### [TASK DIRECTIONS]
Leave out the pictures and copy the remaining records exactly.

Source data
Content starts

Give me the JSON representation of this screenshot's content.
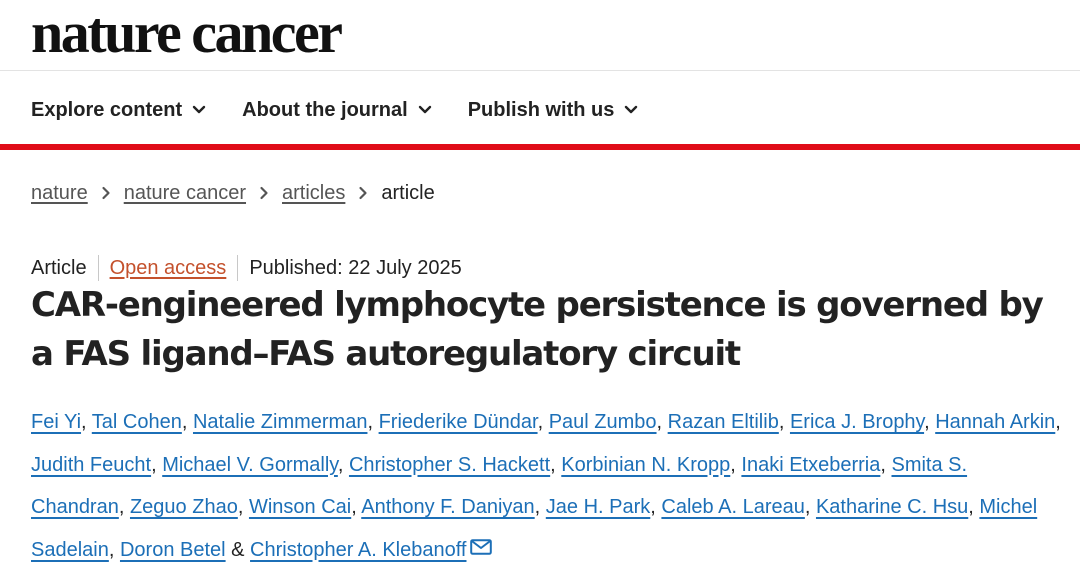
{
  "site": {
    "logo": "nature cancer"
  },
  "nav": [
    {
      "label": "Explore content"
    },
    {
      "label": "About the journal"
    },
    {
      "label": "Publish with us"
    }
  ],
  "breadcrumb": {
    "items": [
      "nature",
      "nature cancer",
      "articles"
    ],
    "current": "article"
  },
  "meta": {
    "type": "Article",
    "access": "Open access",
    "published": "Published: 22 July 2025"
  },
  "article": {
    "title": "CAR-engineered lymphocyte persistence is governed by a FAS ligand–FAS autoregulatory circuit"
  },
  "authors": {
    "list": [
      "Fei Yi",
      "Tal Cohen",
      "Natalie Zimmerman",
      "Friederike Dündar",
      "Paul Zumbo",
      "Razan Eltilib",
      "Erica J. Brophy",
      "Hannah Arkin",
      "Judith Feucht",
      "Michael V. Gormally",
      "Christopher S. Hackett",
      "Korbinian N. Kropp",
      "Inaki Etxeberria",
      "Smita S. Chandran",
      "Zeguo Zhao",
      "Winson Cai",
      "Anthony F. Daniyan",
      "Jae H. Park",
      "Caleb A. Lareau",
      "Katharine C. Hsu",
      "Michel Sadelain",
      "Doron Betel",
      "Christopher A. Klebanoff"
    ],
    "comma": ", ",
    "final_separator": " & "
  },
  "icons": {
    "nav_chevron": "chevron-down-icon",
    "breadcrumb_separator": "chevron-right-icon",
    "corresponding_author": "mail-icon"
  },
  "colors": {
    "accent_red": "#e00d18",
    "link_blue": "#1c6fb7",
    "open_access": "#c4512c",
    "text": "#222222",
    "muted_link": "#555555"
  }
}
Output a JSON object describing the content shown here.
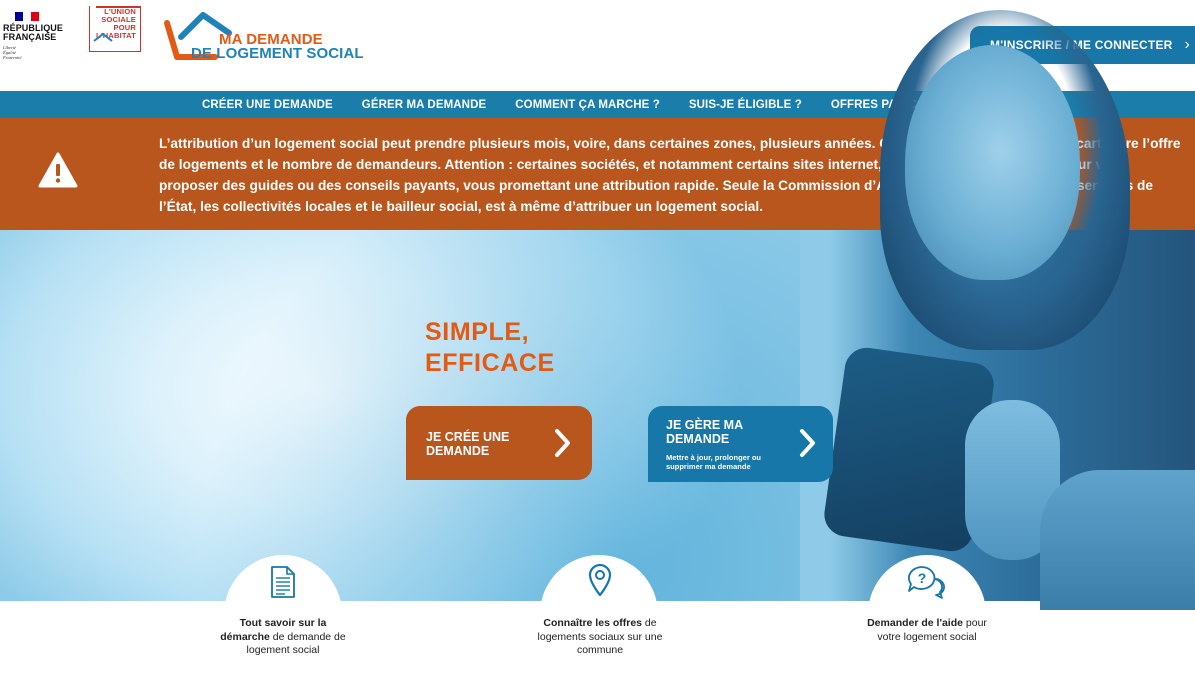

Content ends

### [TASK OUTPUT]
Give me the JSON representation of this screenshot's content.
{
  "site": {
    "logo": "nature cancer"
  },
  "nav": [
    {
      "label": "Explore content"
    },
    {
      "label": "About the journal"
    },
    {
      "label": "Publish with us"
    }
  ],
  "breadcrumb": {
    "items": [
      "nature",
      "nature cancer",
      "articles"
    ],
    "current": "article"
  },
  "meta": {
    "type": "Article",
    "access": "Open access",
    "published": "Published: 22 July 2025"
  },
  "article": {
    "title": "CAR-engineered lymphocyte persistence is governed by a FAS ligand–FAS autoregulatory circuit"
  },
  "authors": {
    "list": [
      "Fei Yi",
      "Tal Cohen",
      "Natalie Zimmerman",
      "Friederike Dündar",
      "Paul Zumbo",
      "Razan Eltilib",
      "Erica J. Brophy",
      "Hannah Arkin",
      "Judith Feucht",
      "Michael V. Gormally",
      "Christopher S. Hackett",
      "Korbinian N. Kropp",
      "Inaki Etxeberria",
      "Smita S. Chandran",
      "Zeguo Zhao",
      "Winson Cai",
      "Anthony F. Daniyan",
      "Jae H. Park",
      "Caleb A. Lareau",
      "Katharine C. Hsu",
      "Michel Sadelain",
      "Doron Betel",
      "Christopher A. Klebanoff"
    ],
    "comma": ", ",
    "final_separator": " & "
  },
  "icons": {
    "nav_chevron": "chevron-down-icon",
    "breadcrumb_separator": "chevron-right-icon",
    "corresponding_author": "mail-icon"
  },
  "colors": {
    "accent_red": "#e00d18",
    "link_blue": "#1c6fb7",
    "open_access": "#c4512c",
    "text": "#222222",
    "muted_link": "#555555"
  }
}
Output a JSON object describing the content shown here.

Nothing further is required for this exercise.